The Marin IJ reports that almost $3,000,000 in stimulus money Americans will help the public school district in Ross, California:
Ross School has won the federal stimulus fund lottery.
School officials learned Friday they would receive a $2.85 million school construction bond tax credit as part of the federal stimulus bill – a credit Superintendent Tammy Murphy believes will save Ross taxpayers $5.4 million in interest.
“We were so fortunate. It’s just a wonderful story,” Murphy said. “This would have been a 25-year term for our bond. Now we’ll be able to pay it off in 15 years at zero to little interest. It’s just great.”
Because so many applied for the limited funds, the state Department of Education held a lottery Friday, choosing 43 school districts and county offices to receive the funds. The single-school Ross Elementary District, which is overhauling Ross School at a total cost of $39 million, was the only district in Marin County to apply for the program.
Ross was smart to apply for funding, and I certainly can’t blame it for being lucky enough to win a random lottery. However, I think that you, as a taxpayer, should know a little bit about Ross.
Ross, in Central Marin County, California, is a small and very pretty town, with a population of about 2,300 people. The 2000 census reveals a little bit about that population. It’s lily white; heavy on the stable, two parent homes (although rumor has it that wife-swapping is big in the town); and rich, really, really rich. The median income for a family in Ross is around $102,000. That median number doesn’t quite do justice to the wealth oozing out of Ross, since it’s brought down by the 5-6% of the population who are poor — elderly people living in decaying mansions and students living in squalid apartments (because the College of Marin is in neighboring, and even more wealthy, Kentfield). A decade ago, Ross was the 20th richest town in America. Indeed, some of the richest people I’ve ever met in my life, including the single richest person I’ve ever met in my life, live in Ross. Here in Marin, its name is as synonymous with wealth as Kentfield, Belvedere and Tiburon, all of which are some of the richest communities in America.
What this means is that, even though the Ross School district is a public school that’s dependent on government funds, it also has an enormously wealth community shoring it up. The public schools in Ross, Kentfield, and Bel-Tib don’t look like any public schools you’ve ever seen. Thanks to generous support from families in the community, they have the same polished gloss that pricey private schools offer. The only difference is that, unlike private schools, Marin public schools are in thrall to the wacky curriculum mandates perpetually emanating from Sacramento. To give you an idea about the school’s high quality (despite those government diktats), I know several wealthy familes that, having looked at every private school within a 25 mile radius, concluded that their local public school was completely comparable, and would save them a tiresome commute.
Again, please understand that I don’t think the Ross School did anything wrong or that it should be forced to give the stimulus money back. Its administration was intelligently proactive in seeking funding for a legitimate construction project, and it won the money fair and square.

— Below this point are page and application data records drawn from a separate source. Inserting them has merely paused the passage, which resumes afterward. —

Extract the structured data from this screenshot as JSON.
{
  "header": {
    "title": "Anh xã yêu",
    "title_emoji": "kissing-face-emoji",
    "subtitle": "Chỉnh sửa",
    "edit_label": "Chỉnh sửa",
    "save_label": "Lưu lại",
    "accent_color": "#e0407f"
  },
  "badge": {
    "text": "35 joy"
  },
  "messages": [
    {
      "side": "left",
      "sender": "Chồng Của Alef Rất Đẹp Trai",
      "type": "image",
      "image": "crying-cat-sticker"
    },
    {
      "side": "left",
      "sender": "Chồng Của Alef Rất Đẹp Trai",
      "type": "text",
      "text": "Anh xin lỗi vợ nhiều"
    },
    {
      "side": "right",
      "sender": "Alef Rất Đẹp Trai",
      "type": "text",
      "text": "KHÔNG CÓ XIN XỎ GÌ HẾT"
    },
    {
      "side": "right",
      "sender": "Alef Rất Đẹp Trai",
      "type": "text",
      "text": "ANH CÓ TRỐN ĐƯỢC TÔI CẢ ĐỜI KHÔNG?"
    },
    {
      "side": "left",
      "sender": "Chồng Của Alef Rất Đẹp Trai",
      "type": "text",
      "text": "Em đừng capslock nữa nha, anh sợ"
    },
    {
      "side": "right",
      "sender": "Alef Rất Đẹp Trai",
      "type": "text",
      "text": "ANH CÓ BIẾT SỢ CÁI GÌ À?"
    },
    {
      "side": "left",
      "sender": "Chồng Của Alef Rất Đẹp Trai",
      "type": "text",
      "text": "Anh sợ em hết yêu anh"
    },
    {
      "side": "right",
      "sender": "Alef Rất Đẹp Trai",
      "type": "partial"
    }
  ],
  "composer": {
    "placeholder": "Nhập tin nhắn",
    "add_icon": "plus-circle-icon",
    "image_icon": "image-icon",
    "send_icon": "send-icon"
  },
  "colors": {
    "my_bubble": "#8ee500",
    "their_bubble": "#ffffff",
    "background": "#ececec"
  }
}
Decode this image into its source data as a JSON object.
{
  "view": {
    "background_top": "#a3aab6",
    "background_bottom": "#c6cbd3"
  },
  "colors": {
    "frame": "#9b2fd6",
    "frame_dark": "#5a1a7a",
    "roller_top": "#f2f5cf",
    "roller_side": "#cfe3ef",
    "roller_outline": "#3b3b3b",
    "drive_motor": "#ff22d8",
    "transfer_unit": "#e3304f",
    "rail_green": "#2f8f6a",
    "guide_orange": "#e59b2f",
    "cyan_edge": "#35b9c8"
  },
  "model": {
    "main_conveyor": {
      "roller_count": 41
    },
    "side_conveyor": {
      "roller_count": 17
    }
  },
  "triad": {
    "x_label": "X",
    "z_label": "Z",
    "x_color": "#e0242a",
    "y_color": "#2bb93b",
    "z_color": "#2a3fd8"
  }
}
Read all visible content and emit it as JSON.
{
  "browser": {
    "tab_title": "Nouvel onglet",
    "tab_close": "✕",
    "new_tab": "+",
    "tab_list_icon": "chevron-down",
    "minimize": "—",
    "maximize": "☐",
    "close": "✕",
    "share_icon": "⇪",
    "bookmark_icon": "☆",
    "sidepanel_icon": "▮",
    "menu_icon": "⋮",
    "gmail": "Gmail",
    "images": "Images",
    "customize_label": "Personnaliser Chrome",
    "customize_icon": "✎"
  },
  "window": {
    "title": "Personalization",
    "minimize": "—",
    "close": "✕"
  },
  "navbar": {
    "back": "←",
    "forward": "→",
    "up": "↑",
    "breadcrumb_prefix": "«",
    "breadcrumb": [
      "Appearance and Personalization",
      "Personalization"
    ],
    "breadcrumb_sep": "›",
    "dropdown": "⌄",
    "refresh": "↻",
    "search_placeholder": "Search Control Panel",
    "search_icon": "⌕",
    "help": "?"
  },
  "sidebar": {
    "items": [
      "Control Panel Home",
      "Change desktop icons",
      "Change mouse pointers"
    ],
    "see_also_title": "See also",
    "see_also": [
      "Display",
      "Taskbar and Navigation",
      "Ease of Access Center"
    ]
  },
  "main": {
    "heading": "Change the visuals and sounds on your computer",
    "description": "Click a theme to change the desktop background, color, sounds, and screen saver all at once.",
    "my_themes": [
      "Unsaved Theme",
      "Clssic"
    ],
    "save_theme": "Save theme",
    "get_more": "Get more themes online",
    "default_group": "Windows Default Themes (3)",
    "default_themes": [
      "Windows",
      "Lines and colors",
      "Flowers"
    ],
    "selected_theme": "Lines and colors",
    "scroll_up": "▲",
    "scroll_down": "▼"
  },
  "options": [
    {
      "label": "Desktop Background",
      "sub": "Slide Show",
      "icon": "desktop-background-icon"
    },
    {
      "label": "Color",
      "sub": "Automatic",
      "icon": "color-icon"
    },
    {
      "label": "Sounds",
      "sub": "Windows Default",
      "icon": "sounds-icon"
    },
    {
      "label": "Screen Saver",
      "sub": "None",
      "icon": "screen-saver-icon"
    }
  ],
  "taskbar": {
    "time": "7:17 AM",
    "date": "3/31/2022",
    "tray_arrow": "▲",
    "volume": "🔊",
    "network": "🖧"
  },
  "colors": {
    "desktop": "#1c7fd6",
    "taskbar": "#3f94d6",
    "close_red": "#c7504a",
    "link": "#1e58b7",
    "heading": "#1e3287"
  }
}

Nevertheless, as a taxpayer being squeezed to death by an avaricious and incompetent government, I find it outrageous when I see my tax dollars go to one of the wealthiest communities in America. That type of wealth distribution reflects a profound failure in the way in which the federal government, which takes my money essentially at gunpoint, is managing that same money. It has nothing to do with stimulating the economy and everything to do with politics and bureaucracy as usual. Stories such as this should elicit outrage from taxpayers, outrage directed not at the lucky fund recipients, but at the federal government itself.
UPDATE: In a striking irony, today’s Marin IJ also reports about massive fund cuts to those in need:
Six years ago, Herschel Ferguson’s life took a devastating turn for the worse. The Santa Venetia resident, now 65, returned home from his San Francisco State internship, felt light-headed and passed out. He’d contracted acute disseminated encephalomyelitis and spent the next three months in the hospital, briefly slipped into a coma and lost feeling in his left arm. His memory often fails him.
Ever since, Ferguson has received 15 hours a week of assistance from a caregiver in his home through the In-Home Support Services program, which is funded by federal, state and county money and is facing a rash of cuts in the wake of the state budget deal reached last month. The cuts were supposed to have taken effect Sept. 1, but have been delayed indefinitely by the state.
“If it wasn’t for her, I wouldn’t be able to get through life,” Ferguson said of his caregiver. “It gives me an idea of what day it is when she comes. I couldn’t get along without her.”
The IHSS program pays caregivers to help low-income elderly and disabled people whose needs range from bathing and grooming to laundry, shopping and meal preparation. More than 1,600 Marin residents receive such services through the program, and a comparable number of people provide them, according to Kara Beuerman, acting program manager for adult and aging services with the county of Marin. Roughly 250 recipients face losing those services; another 200-300 people could see their service reduced.
Read more here.
UPDATE II: As one of my friends commented, it’s staggering that the Department of Education was incapable of rousing itself to look at the various school district’s economic needs, as opposed to throwing things open to one giant, undifferentiated lottery. Do you really want a government that is this lazy and unresponsive to be in charge of your health care?